The rms value of the mixed voltage results from

${\ displaystyle U _ {\ mathrm {eff}} = {\ sqrt {(U _ {-}) ^ {2} + (U _ {\ sim}) ^ {2}}} \.}$

Here is the effective value of the alternating component. The rms-forming voltmeters , there are designs that alone capture the effective value of the total voltage (AC + DC) or only the alternating component (AC). Some multimeters and oscilloscopes can also be switched, for which a coupling capacitor is used. ${\ displaystyle U _ {\ sim}}$

If the direct component is to be measured alone, an effective value measuring device is not required at all - the multimeter can be used in the direct voltage range as long as it creates the mean value, which is often not the case at low frequencies.

The same applies to the mixed current and to current measuring devices that generate effective values .

## literature

Textbooks on measurement technology or electrical engineering, for example

• Kurt Bergmann: Electrical measurement technology. Vieweg, 2000, 6th edition, p. 18.
• Wilfried Weißgerber: Electrical engineering for engineers 2. Springer Vieweg, 2013, 8th edition, p. 2.
• Erwin Böhmer, Dietmar Ehrhardt, Wolfgang Oberschelp: "Elements of applied electronics", Vieweg Verlag, 2007, p. 362, calculation of parameters of alternating currents and mixed currents with direct current components

## Individual evidence

1. Horst Steffen, Hansjürgen Bausch: Electrical engineering: Basics. Teubner, 6th edition 2007, p. 204
2. Rainer Parthier: Measurement technology: Basics and applications of electrical measurement technology for all technical disciplines and industrial engineers. , Vieweg + Teubner, 5th edition 2010, p. 21
3. Thomas Mühl: Introduction to electrical measurement technology: basics, measurement methods, devices.
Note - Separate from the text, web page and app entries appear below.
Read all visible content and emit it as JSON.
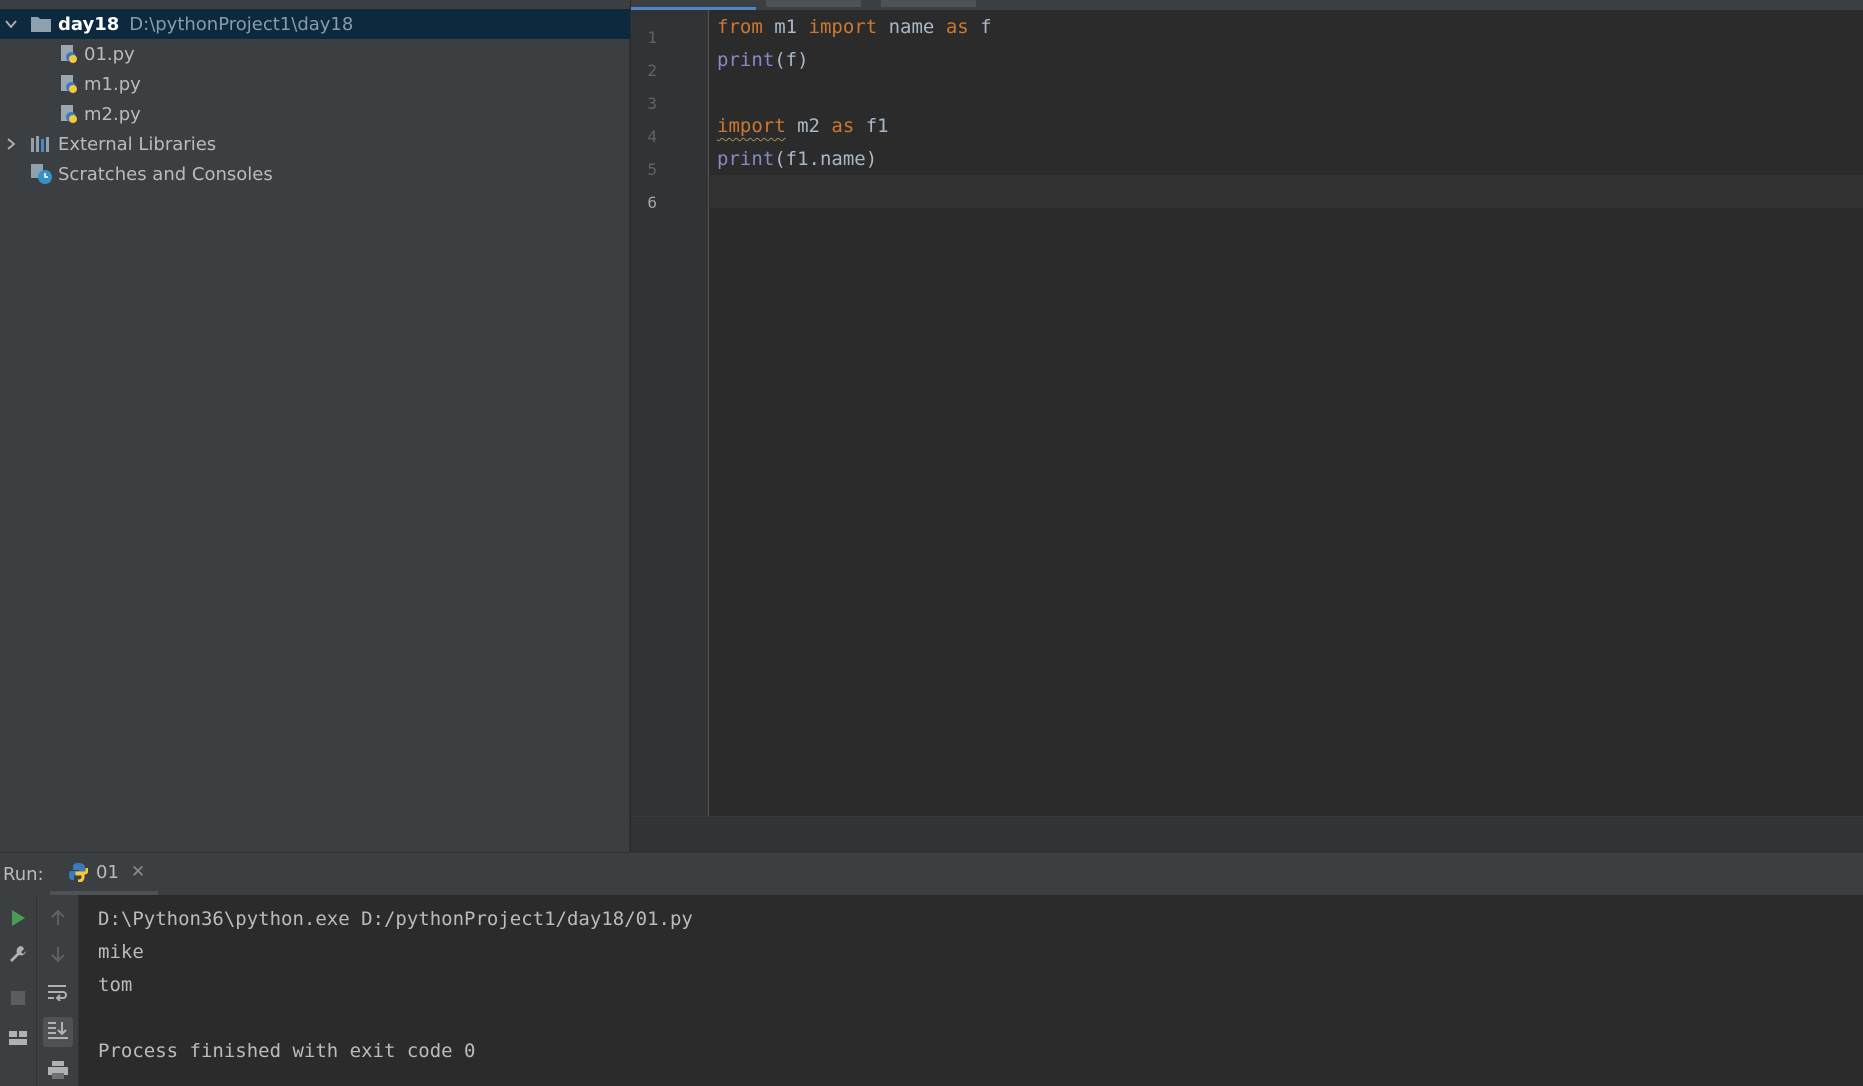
{
  "project_tree": {
    "root": {
      "name": "day18",
      "path": "D:\\pythonProject1\\day18",
      "expanded": true
    },
    "files": [
      {
        "name": "01.py",
        "icon": "python-file-icon"
      },
      {
        "name": "m1.py",
        "icon": "python-file-icon"
      },
      {
        "name": "m2.py",
        "icon": "python-file-icon"
      }
    ],
    "external_libraries": "External Libraries",
    "scratches": "Scratches and Consoles"
  },
  "editor": {
    "line_numbers": [
      "1",
      "2",
      "3",
      "4",
      "5",
      "6"
    ],
    "current_line": 6,
    "code": [
      [
        {
          "t": "from",
          "c": "kw"
        },
        {
          "t": " m1 "
        },
        {
          "t": "import",
          "c": "kw"
        },
        {
          "t": " name "
        },
        {
          "t": "as",
          "c": "kw"
        },
        {
          "t": " f"
        }
      ],
      [
        {
          "t": "print",
          "c": "fn"
        },
        {
          "t": "(f)"
        }
      ],
      [],
      [
        {
          "t": "import",
          "c": "kw warn"
        },
        {
          "t": " m2 "
        },
        {
          "t": "as",
          "c": "kw"
        },
        {
          "t": " f1"
        }
      ],
      [
        {
          "t": "print",
          "c": "fn"
        },
        {
          "t": "(f1.name)"
        }
      ],
      []
    ]
  },
  "run": {
    "label": "Run:",
    "tab_label": "01",
    "output": [
      "D:\\Python36\\python.exe D:/pythonProject1/day18/01.py",
      "mike",
      "tom",
      "",
      "Process finished with exit code 0"
    ]
  },
  "colors": {
    "keyword": "#cc7832",
    "builtin": "#8888c6",
    "text": "#a9b7c6",
    "selection": "#0d293e",
    "run_green": "#499c54"
  }
}
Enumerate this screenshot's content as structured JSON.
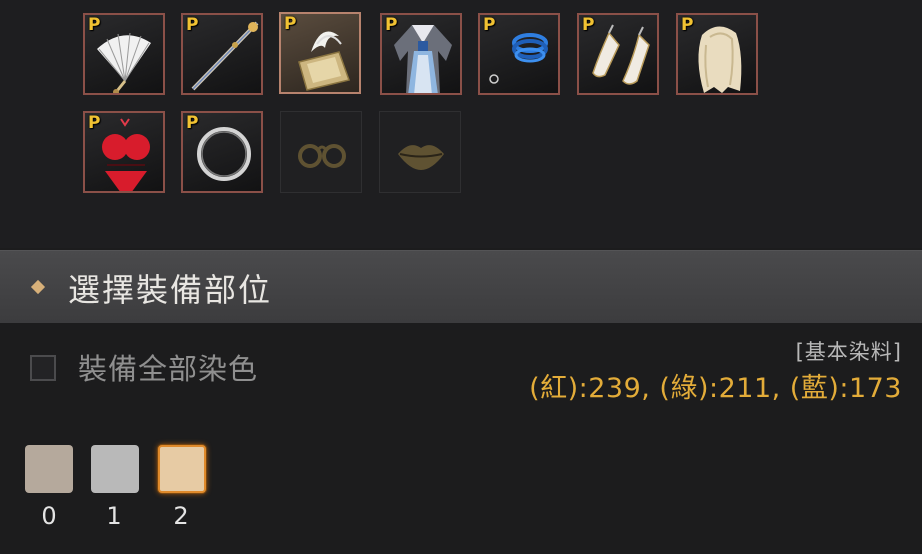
{
  "equipment": {
    "premium_badge": "P",
    "slots": [
      {
        "item": "folding-fan",
        "premium": true
      },
      {
        "item": "staff-weapon",
        "premium": true
      },
      {
        "item": "scroll-book",
        "premium": true,
        "selected": true
      },
      {
        "item": "hanbok-outfit",
        "premium": true
      },
      {
        "item": "blue-bracelet",
        "premium": true
      },
      {
        "item": "high-heel-shoes",
        "premium": true
      },
      {
        "item": "blonde-wig",
        "premium": true
      },
      {
        "item": "red-swimsuit",
        "premium": true
      },
      {
        "item": "silver-ring",
        "premium": true
      },
      {
        "item": "glasses",
        "premium": false,
        "empty": true
      },
      {
        "item": "lips",
        "premium": false,
        "empty": true
      }
    ]
  },
  "section": {
    "title": "選擇裝備部位"
  },
  "options": {
    "dye_all_label": "裝備全部染色",
    "dye_all_checked": false
  },
  "dye_info": {
    "title": "[基本染料]",
    "values_text": "(紅):239, (綠):211, (藍):173",
    "rgb": {
      "red": 239,
      "green": 211,
      "blue": 173
    }
  },
  "swatches": [
    {
      "label": "0",
      "color": "#b5a99c"
    },
    {
      "label": "1",
      "color": "#b9b9b9"
    },
    {
      "label": "2",
      "color": "#e7cba4",
      "active": true
    }
  ],
  "colors": {
    "accent": "#e3ac39",
    "badge": "#f1c232",
    "slot_border": "#8b5048",
    "active_swatch_border": "#e08a2b"
  }
}
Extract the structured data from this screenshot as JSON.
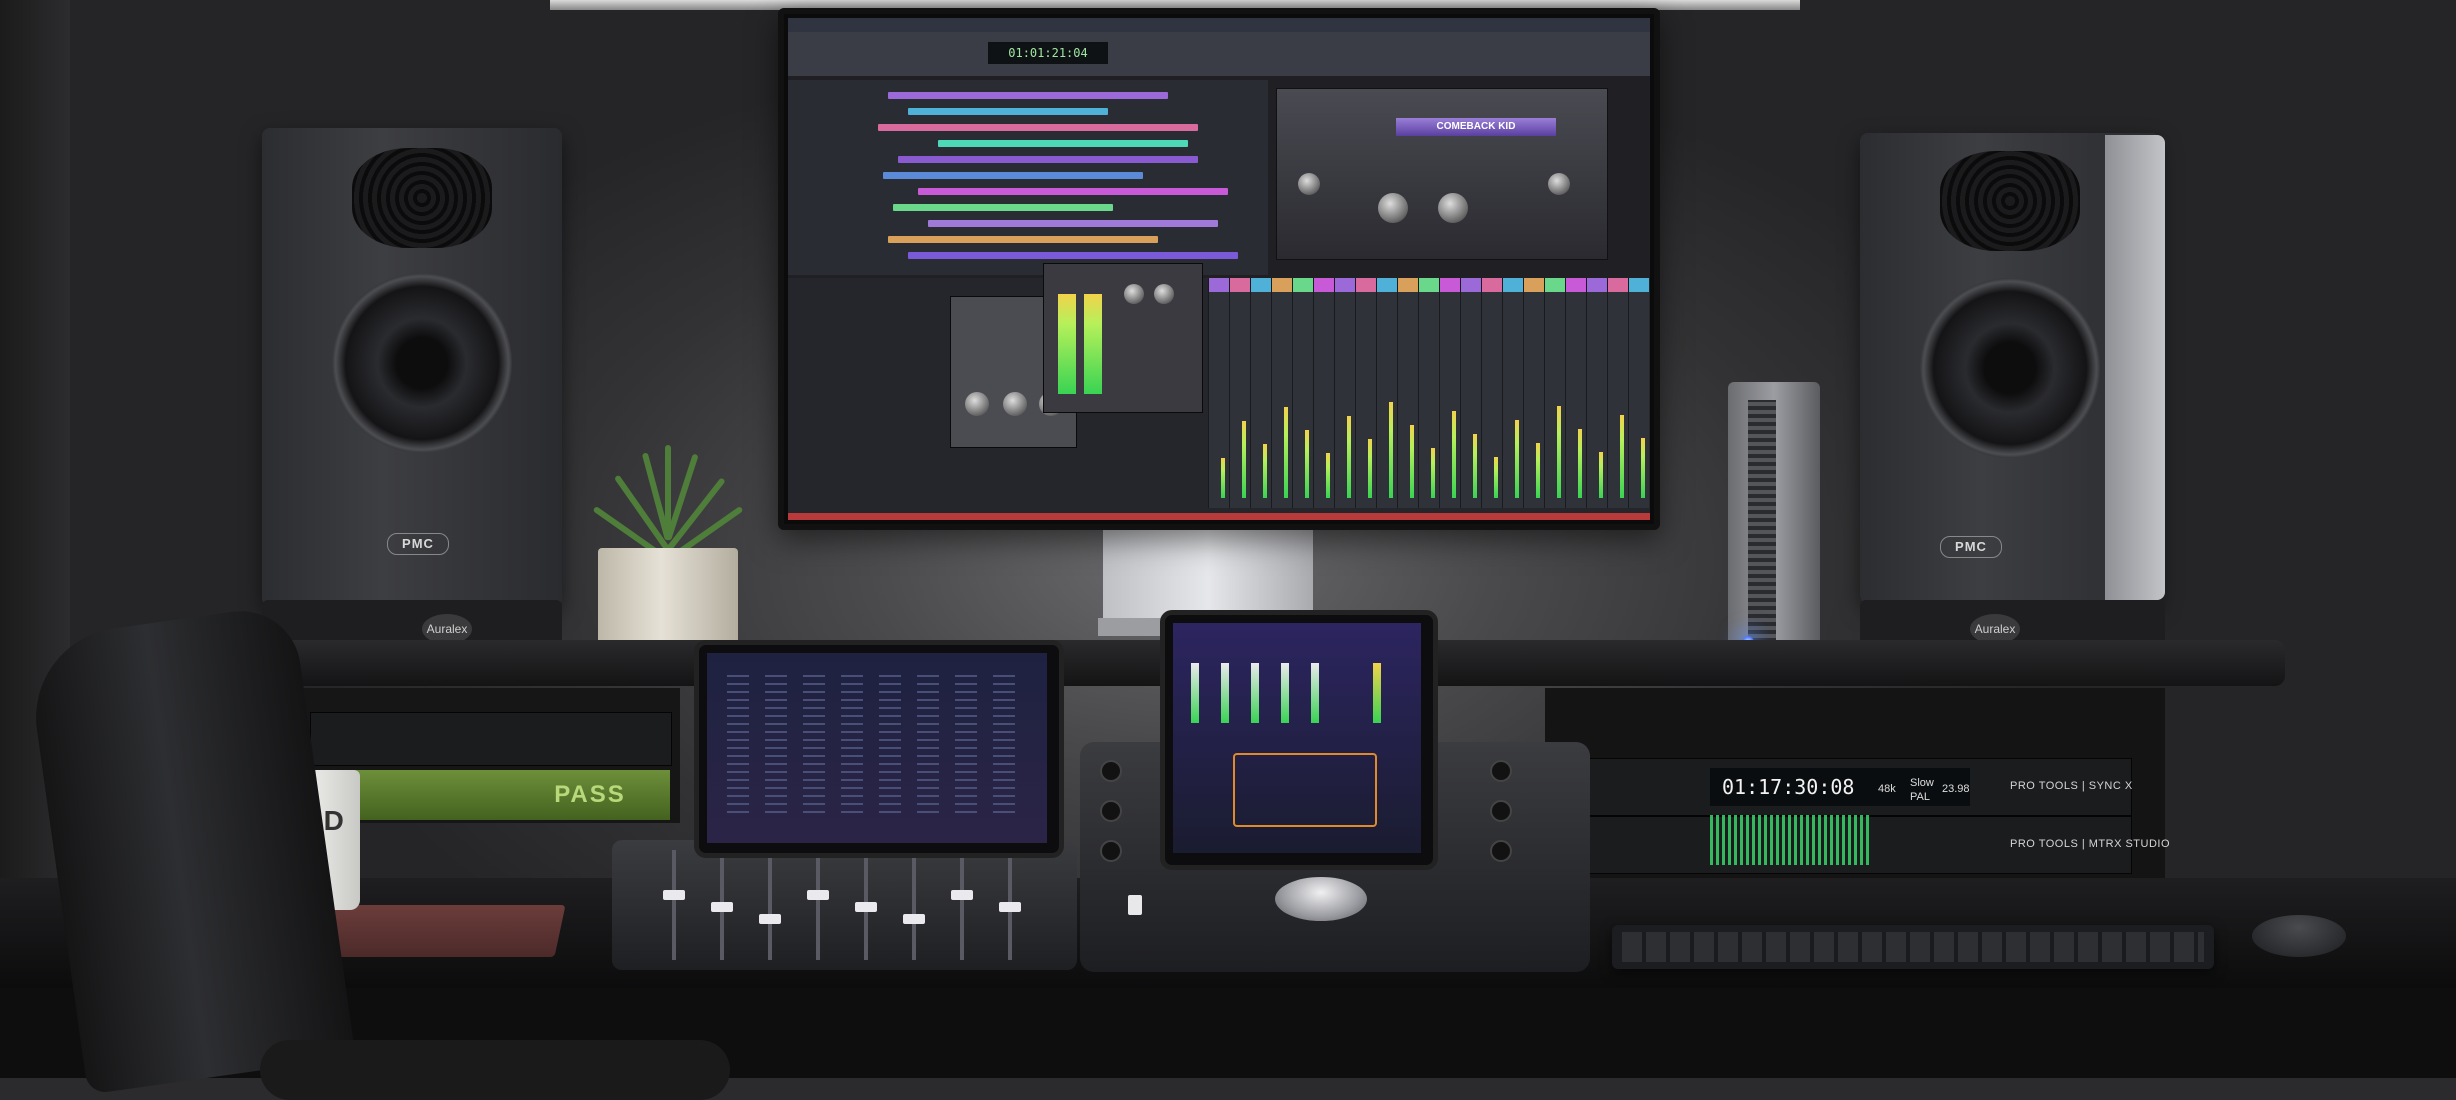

Vieweg + Teubner, 3rd edition 2008, p. 80
4. http://www.analog.com/static/imported-files/data_sheets/AD536A.pdf Company Analog Devices : True RMS-to-DC Converter AD536A , accessed on October 29, 2019